International theatre sensation War Horse is charging ‘full steed ahead’ towards its Brisbane season and Griffith University has a starring role as the production’s Queensland education partner.
Staged by the National Theatre of Great Britain in association with South Africa’s acclaimed Handspring Puppet Company, War Horse has been hailed throughout the world for its technical and theatrical mastery.
Griffith’s Chair in Applied Theatre, Professor Bruce Burton, said the NTGB also encouraged educational outcomes wherever the production was staged via partnerships with universities.
Accordingly, the Griffith-NTGB partnership will see War Horse puppeteers and designers visit the Mt Gravatt campus on July 25 to conduct two workshops for the university’s Applied Theatre and Drama Education students.

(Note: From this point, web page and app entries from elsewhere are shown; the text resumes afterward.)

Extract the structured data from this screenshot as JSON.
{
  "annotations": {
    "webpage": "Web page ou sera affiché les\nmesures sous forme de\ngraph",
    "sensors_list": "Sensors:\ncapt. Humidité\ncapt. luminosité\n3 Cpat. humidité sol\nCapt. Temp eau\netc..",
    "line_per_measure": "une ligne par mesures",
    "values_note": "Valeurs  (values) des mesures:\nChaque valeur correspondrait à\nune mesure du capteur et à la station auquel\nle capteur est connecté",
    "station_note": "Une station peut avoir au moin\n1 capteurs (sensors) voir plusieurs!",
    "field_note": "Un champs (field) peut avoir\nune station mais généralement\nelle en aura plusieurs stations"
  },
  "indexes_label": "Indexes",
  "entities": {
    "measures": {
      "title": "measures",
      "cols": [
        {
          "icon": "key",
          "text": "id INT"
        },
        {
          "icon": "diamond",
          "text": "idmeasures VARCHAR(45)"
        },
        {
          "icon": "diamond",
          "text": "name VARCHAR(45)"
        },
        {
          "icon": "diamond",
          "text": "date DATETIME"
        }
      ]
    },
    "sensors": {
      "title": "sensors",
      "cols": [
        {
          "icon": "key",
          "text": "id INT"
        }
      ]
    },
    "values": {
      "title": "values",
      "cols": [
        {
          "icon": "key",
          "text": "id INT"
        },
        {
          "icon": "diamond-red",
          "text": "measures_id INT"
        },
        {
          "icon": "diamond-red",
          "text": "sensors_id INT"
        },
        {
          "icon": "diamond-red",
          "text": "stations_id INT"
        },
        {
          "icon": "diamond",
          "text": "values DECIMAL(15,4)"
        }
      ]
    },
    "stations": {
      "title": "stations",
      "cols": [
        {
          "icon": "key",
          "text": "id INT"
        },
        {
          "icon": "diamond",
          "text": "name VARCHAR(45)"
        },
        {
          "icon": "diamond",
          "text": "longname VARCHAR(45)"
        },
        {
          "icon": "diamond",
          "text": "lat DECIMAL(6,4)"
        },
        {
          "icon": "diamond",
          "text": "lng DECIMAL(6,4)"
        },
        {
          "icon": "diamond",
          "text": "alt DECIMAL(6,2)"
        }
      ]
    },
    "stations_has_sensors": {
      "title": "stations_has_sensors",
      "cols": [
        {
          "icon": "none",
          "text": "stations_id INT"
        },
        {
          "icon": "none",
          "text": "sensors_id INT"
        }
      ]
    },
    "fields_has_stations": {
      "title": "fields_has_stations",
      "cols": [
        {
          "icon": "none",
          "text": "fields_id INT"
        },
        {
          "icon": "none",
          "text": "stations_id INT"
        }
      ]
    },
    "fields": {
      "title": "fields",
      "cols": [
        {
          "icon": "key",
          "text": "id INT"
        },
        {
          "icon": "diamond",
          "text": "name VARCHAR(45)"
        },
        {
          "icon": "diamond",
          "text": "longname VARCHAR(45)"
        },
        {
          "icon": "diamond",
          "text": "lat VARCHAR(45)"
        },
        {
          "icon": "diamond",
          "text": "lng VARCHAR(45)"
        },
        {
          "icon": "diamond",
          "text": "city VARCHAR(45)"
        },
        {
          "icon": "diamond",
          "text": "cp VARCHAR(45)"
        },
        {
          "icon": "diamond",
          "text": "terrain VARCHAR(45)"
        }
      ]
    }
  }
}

Then on August 2, Brisbane’s Lyric Theatre will host a seminar for university and senior secondary students on War Horse, puppetry and World War One.
“The NTGB approached Griffith to be its partner for the Brisbane season of War Horse after learning of our Theatre Space project, which ran from 2008-11 and focused on the connection between young people and live theatre,” Professor Burton said.
“This really is a great honour and will provide students with an intimate and invaluable insight into the biggest theatrical phenomenon of the past decade.”
War Horse tells the story of the horse Joey, sold and shipped to France at the beginning of World War One and destined to endure an extraordinary journey taking him from both sides of the fighting and into No Man’s Land. In the meantime, Joey’s former owner Albert, too young to join the fighting, embarks on his own dangerous mission to bring his beloved Joey home.
Professor Burton said the success of War Horse rested on the way it conveyed the emotion and upheaval of war throughthe manipulation of life-sized puppets replicating the mood and movement of the horses.
“It’s an unforgettable experience. Such is the depth of the drama and the expertise of the puppeteers, you accept the horses as real,” Professor Burton said.
“These workshops will be of great benefit to students. By seeing the show and then deconstructing it, they will appreciate both the art and the science of the production.”
War Horse plays Brisbane’s Lyric Theatre from July 6.